Saved data entries
((
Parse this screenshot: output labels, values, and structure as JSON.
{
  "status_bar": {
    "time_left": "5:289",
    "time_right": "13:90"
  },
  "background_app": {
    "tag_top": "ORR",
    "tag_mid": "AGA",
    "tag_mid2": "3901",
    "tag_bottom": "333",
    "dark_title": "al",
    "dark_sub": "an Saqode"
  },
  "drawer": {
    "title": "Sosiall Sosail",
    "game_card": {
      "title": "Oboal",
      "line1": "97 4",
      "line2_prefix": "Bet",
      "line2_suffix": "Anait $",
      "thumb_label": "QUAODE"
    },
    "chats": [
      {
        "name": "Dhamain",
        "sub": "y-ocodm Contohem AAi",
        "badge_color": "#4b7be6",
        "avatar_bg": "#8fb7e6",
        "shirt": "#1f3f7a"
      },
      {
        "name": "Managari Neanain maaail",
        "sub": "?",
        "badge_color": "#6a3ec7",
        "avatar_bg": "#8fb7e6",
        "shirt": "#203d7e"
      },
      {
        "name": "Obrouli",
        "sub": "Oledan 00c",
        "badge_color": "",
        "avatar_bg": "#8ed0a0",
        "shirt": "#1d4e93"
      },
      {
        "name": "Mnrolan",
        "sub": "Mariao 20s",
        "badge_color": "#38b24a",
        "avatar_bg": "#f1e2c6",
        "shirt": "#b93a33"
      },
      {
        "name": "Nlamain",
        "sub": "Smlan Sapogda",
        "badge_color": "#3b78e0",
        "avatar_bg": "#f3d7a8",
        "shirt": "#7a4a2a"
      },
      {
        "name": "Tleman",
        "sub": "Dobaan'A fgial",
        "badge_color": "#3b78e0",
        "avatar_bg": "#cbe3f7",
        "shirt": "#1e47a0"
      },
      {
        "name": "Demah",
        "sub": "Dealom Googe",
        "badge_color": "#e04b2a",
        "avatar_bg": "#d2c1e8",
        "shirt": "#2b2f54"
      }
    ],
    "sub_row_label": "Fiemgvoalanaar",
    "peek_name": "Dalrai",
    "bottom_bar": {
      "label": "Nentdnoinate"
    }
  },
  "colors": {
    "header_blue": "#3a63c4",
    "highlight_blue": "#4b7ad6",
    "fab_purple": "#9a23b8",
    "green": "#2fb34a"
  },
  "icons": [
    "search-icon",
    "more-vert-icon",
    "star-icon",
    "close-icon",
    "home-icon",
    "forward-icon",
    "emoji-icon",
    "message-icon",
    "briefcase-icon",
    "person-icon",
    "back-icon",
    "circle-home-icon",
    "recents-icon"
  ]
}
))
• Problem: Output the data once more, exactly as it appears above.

• The completed task:
Parse this screenshot: output labels, values, and structure as JSON.
{
  "status_bar": {
    "time_left": "5:289",
    "time_right": "13:90"
  },
  "background_app": {
    "tag_top": "ORR",
    "tag_mid": "AGA",
    "tag_mid2": "3901",
    "tag_bottom": "333",
    "dark_title": "al",
    "dark_sub": "an Saqode"
  },
  "drawer": {
    "title": "Sosiall Sosail",
    "game_card": {
      "title": "Oboal",
      "line1": "97 4",
      "line2_prefix": "Bet",
      "line2_suffix": "Anait $",
      "thumb_label": "QUAODE"
    },
    "chats": [
      {
        "name": "Dhamain",
        "sub": "y-ocodm Contohem AAi",
        "badge_color": "#4b7be6",
        "avatar_bg": "#8fb7e6",
        "shirt": "#1f3f7a"
      },
      {
        "name": "Managari Neanain maaail",
        "sub": "?",
        "badge_color": "#6a3ec7",
        "avatar_bg": "#8fb7e6",
        "shirt": "#203d7e"
      },
      {
        "name": "Obrouli",
        "sub": "Oledan 00c",
        "badge_color": "",
        "avatar_bg": "#8ed0a0",
        "shirt": "#1d4e93"
      },
      {
        "name": "Mnrolan",
        "sub": "Mariao 20s",
        "badge_color": "#38b24a",
        "avatar_bg": "#f1e2c6",
        "shirt": "#b93a33"
      },
      {
        "name": "Nlamain",
        "sub": "Smlan Sapogda",
        "badge_color": "#3b78e0",
        "avatar_bg": "#f3d7a8",
        "shirt": "#7a4a2a"
      },
      {
        "name": "Tleman",
        "sub": "Dobaan'A fgial",
        "badge_color": "#3b78e0",
        "avatar_bg": "#cbe3f7",
        "shirt": "#1e47a0"
      },
      {
        "name": "Demah",
        "sub": "Dealom Googe",
        "badge_color": "#e04b2a",
        "avatar_bg": "#d2c1e8",
        "shirt": "#2b2f54"
      }
    ],
    "sub_row_label": "Fiemgvoalanaar",
    "peek_name": "Dalrai",
    "bottom_bar": {
      "label": "Nentdnoinate"
    }
  },
  "colors": {
    "header_blue": "#3a63c4",
    "highlight_blue": "#4b7ad6",
    "fab_purple": "#9a23b8",
    "green": "#2fb34a"
  },
  "icons": [
    "search-icon",
    "more-vert-icon",
    "star-icon",
    "close-icon",
    "home-icon",
    "forward-icon",
    "emoji-icon",
    "message-icon",
    "briefcase-icon",
    "person-icon",
    "back-icon",
    "circle-home-icon",
    "recents-icon"
  ]
}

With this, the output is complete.